Unfortunately, I don't have a "real" example of plan view from this system. The image below is an attempt to recreate it (the Nebulon implementation later in this topic has a plan view example that looks almost identical to the real thing in this first FDD implementation). The plan view shows the feature, the chief programmer and class owner initials plus the milestones and dates for them. It is also colour-coded using the same colour legend as the graphical progress summary - commonly called the parking lot chart. In this example, Implementation (MD) is the Subject Area and Authorisation is one of the Business Activities within it.

Plan View

Click on the image to see the Plan View full content in a separate window.

The progress summary report is the one that I as a project manager or a development manager am looking for each week after the release meeting. It rolls-up progress by business activity and then subject area and then architecture category - for example problem domain or user interface or data management and so on.

Progress Summary

Click on the image to see the Progress Summary Report full content in a separate window.

The Trend Report is the other report I am looking for after each weeks release meeting. There is much that can be gleaned from the figures and they track different aspects of the project. There will be an article published specifically on this subject.

Trend Report

Click on the image to see the Trend Report full content in a separate window.

The Current Nebulon Implementation

The system we use internally at Nebulon and on all our client solution development projects uses a different architecture and toolset and provides significantly more function than the original FDD system shown above. The Nebulon FDD implementation (rather innovatively called PTS - Project Tracking System !) is a server-side application developed using Java Servlets and Java Server Pages to deliver to a client browser. The development of this was led by Paul Szego.

Login

Click on the image to see the Project Login full content in a separate window.

The image below is plan view from the Nebulon system. This is almost identical to how it looked in the first FDD implementation. Notice the use of italics in the features. This is to keep in mind the feature naming template: <action> <result> <object>. When the feature is written out, the <result> part is italicised.

Plan View

Click on the image to see the Plan View full content in a separate window.

The Nebulon system has many functional enhancements from the first FDD implementation and automates many other aspects of FDD and projects. One example of this is the automated production of the graphical progress summary - the parking lot chart. This is automatically generated by the server-side Java code using Java2D and sent down to the browser as HTML and GIFs.

Parking Lots

Click on the image to see the Parking Lot full content in a separate window.

The Sausage Interactive Implementation

Here's the FDD implementation developed by our friends at Sausage Interactive - the website developers at Sausage.

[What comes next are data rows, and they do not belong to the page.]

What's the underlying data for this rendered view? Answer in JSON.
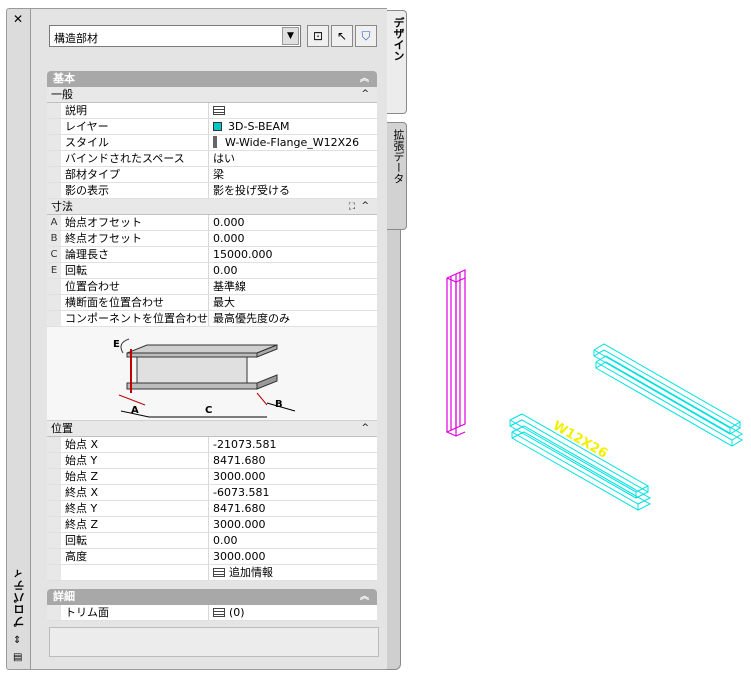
{
  "palette": {
    "vertical_title": "プロパティ",
    "tabs": {
      "design": "デザイン",
      "extended": "拡張データ"
    },
    "toolbar": {
      "selected_type": "構造部材"
    }
  },
  "categories": {
    "basic": "基本",
    "general": "一般",
    "dimensions": "寸法",
    "location": "位置",
    "detail": "詳細"
  },
  "general_rows": [
    {
      "label": "説明",
      "value": ""
    },
    {
      "label": "レイヤー",
      "value": "3D-S-BEAM",
      "swatch_color": "#00c8c8"
    },
    {
      "label": "スタイル",
      "value": "W-Wide-Flange_W12X26"
    },
    {
      "label": "バインドされたスペース",
      "value": "はい"
    },
    {
      "label": "部材タイプ",
      "value": "梁"
    },
    {
      "label": "影の表示",
      "value": "影を投げ受ける"
    }
  ],
  "dimension_rows": [
    {
      "mark": "A",
      "label": "始点オフセット",
      "value": "0.000"
    },
    {
      "mark": "B",
      "label": "終点オフセット",
      "value": "0.000"
    },
    {
      "mark": "C",
      "label": "論理長さ",
      "value": "15000.000"
    },
    {
      "mark": "E",
      "label": "回転",
      "value": "0.00"
    },
    {
      "mark": "",
      "label": "位置合わせ",
      "value": "基準線"
    },
    {
      "mark": "",
      "label": "横断面を位置合わせ",
      "value": "最大"
    },
    {
      "mark": "",
      "label": "コンポーネントを位置合わせ",
      "value": "最高優先度のみ"
    }
  ],
  "diagram_labels": {
    "a": "A",
    "b": "B",
    "c": "C",
    "e": "E"
  },
  "location_rows": [
    {
      "label": "始点 X",
      "value": "-21073.581"
    },
    {
      "label": "始点 Y",
      "value": "8471.680"
    },
    {
      "label": "始点 Z",
      "value": "3000.000"
    },
    {
      "label": "終点 X",
      "value": "-6073.581"
    },
    {
      "label": "終点 Y",
      "value": "8471.680"
    },
    {
      "label": "終点 Z",
      "value": "3000.000"
    },
    {
      "label": "回転",
      "value": "0.00"
    },
    {
      "label": "高度",
      "value": "3000.000"
    }
  ],
  "extra_info_label": "追加情報",
  "detail_rows": [
    {
      "label": "トリム面",
      "value": "(0)"
    }
  ],
  "drawing": {
    "beam_label": "W12X26",
    "colors": {
      "selected": "#e000e0",
      "beam": "#00e0e0",
      "label": "#f0f000"
    }
  }
}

After our training, they adapted FDD to building websites and then automated it with this tool.

The image below is their current projects view.

Current Projects

Click on the image to see the Current Projects full content in a separate window.

The image below is their Subject Areas view.

Subject Areas

Click on the image to see the Subject Areas full content in a separate window.

The image below is their Feature Sets view.

Feature Sets

Click on the image to see the Feature Sets full content in a separate window.

The image below is their Features view.

Features

Click on the image to see the Features full content in a separate window.

No doubt they'll be many more implementations to come, and of course, the Nebulon implementation is continually enhanced - following FDD of course!

Jeff De Luca


 
     
Related Information
 - The Latest FDD Processes [go]

 - Visit the FDD Community website [go]